All five of us were in the gym for the final two classes of the day, weight training followed by the most rigorous stretching routine I had never imagined.
"We're really not about spa, we're about fitness,'' retreat director Margot Rutigliano, 32, explained to me earlier in the day. "We added the spa component in because it's beneficial for muscle relaxation and stress reduction. Our focus is to get people to move.''
Last year, 350 people came through the boot camp program, which is limited to 10 a week, she said. Many campers stay a week or two (a woman can expect to lose 3 to 7 pounds in a week, depending on her weight and dedication). But I found a shorter visit can jump-start a lagging fitness routine. After five hours of exercise in one day, an hour a day at home looks entirely reasonable.
Like all our instructors, Rutigliano, 32, is fit, but not a stick figure.
"You need to be healthy and strong,'' she said, "not skinny."
Day 2: Pure pampering
Our next stop was the Hyatt Regency Bonaventure in Weston, home of the Red Door Lifestyle Spa. The hotel and spa got a $110-million facelift a few years ago, and it shows.
Overwhelmed by the dozens of spa treatments at the Red Door (phyto-organic hydrating wrap, anyone?), we went for the half-day Signature Spa Experience. We started at 10 a.m., and figured we'd get on the road home to St. Petersburg by early afternoon.
At 48,000 square feet, this is the largest Red Door spa in Elizabeth Arden's chain of 31 day and resort spas.

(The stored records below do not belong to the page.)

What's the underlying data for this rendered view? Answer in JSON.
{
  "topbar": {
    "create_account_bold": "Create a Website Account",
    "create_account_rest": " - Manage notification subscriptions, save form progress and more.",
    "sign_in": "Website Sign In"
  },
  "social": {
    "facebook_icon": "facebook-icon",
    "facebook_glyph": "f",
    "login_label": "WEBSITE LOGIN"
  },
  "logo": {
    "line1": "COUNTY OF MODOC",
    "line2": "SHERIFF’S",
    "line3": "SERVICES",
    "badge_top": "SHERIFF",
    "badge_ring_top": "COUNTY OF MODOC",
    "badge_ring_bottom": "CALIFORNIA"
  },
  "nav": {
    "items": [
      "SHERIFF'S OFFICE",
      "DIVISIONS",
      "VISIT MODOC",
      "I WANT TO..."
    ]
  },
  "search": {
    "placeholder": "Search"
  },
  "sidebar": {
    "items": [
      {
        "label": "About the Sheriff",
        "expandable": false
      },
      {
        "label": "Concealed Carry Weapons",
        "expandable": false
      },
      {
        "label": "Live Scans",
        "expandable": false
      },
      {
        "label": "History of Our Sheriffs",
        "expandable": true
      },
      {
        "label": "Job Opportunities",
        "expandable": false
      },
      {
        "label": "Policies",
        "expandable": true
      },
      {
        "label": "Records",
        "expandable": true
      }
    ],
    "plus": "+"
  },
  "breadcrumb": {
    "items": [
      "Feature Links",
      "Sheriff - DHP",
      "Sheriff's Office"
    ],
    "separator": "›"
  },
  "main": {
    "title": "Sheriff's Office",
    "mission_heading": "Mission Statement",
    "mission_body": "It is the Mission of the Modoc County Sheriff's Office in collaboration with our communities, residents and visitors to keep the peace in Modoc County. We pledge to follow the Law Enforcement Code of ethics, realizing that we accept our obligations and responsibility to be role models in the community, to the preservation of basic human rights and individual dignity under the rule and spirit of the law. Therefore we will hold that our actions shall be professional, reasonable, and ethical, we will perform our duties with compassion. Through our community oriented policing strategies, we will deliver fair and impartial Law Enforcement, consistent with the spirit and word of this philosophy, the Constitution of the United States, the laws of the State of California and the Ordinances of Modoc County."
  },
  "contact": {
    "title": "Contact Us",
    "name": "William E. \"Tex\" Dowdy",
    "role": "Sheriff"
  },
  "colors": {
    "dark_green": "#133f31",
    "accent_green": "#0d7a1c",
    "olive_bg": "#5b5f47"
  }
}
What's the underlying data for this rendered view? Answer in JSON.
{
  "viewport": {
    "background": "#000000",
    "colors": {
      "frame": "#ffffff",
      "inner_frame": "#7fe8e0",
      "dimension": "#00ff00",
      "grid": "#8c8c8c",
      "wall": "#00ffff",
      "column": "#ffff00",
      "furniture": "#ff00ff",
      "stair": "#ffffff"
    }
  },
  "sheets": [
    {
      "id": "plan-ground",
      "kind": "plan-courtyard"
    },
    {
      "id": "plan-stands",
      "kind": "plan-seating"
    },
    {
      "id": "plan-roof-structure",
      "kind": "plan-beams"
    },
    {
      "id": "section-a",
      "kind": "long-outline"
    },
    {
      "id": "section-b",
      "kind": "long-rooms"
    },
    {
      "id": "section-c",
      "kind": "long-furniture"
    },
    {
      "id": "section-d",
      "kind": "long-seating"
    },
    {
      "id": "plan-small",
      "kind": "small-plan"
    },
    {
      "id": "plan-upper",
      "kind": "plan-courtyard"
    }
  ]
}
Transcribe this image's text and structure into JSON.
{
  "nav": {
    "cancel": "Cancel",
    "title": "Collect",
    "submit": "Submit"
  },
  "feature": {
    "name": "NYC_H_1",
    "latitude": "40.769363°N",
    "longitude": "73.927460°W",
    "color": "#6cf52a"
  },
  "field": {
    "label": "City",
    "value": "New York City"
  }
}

You can get lost here, and we were grateful for the many black-uniformed attendants patiently guiding us around. Yet it manages to feel intimate and posh, with an Asian aesthetic.
Newcomers should stick with basic treatments to start, and then branch out, advises sales and marketing manager Melissa Fronstin.
"I think people first and foremost do come for the pampering, but it's really all about wellness,'' she said. The Red Door does offer fitness classes, on land and in the pool, but we managed to overlook that, heading directly to the changing room, lavish showers and plush white robes. We lounged in a sky-lighted tea room to await our treatments.
First up was the massage. I climbed up on the (heated) table and told my therapist I'd had a tough workout. So she concentrated her considerable efforts where I needed them most, upping the pressure when I requested it. The aromatherapy oils she used— I detected lavender, cloves and who knows what else — helped me relax even more, as did the many hot towels she draped across me as she worked. In an hour, Nicole had ironed out shoulder knots and a lower-back ache I'd considered permanent residents of my body.
Normally I like spa treatments that don't involve talking. But when I met the aesthetician who would do my facial, I wanted information. Her skin was simply magnificent — and she's got 20 years on me. Barbara worked for an hour, steaming, cleaning, masking, massaging, assuring me I was really in fine shape, but yes, there were a few little things I could be doing.
Skin plumped and glowing, it was off to a manicure in the salon, which had the atmosphere of a slumber party. We'd landed in the midst of a half-dozen local women getting gorgeous for a big night out, and their festive mood was infectious. The half-day ended with a makeup lesson. Our teachers were paragons of patience, as two women peered over the shoulder of a friend, declaring that no, that eye shadow shade just wasn't doing quite what it should. (To my surprise, there was no pressure to buy products; what the therapists recommend is discreetly placed in a basket at the front desk, where you are free to ignore it or splurge madly.)
Our only complaint was that we tried to cram too much into our half-day. We got off schedule when some of our services ran a bit overtime, and couldn't have the leisurely poolside lunch or soak in the tempting spa tub we'd hoped for. Lesson learned for our next visit.
Charlotte Sutton can be reached at firstname.lastname@example.org or (727) 893-8425.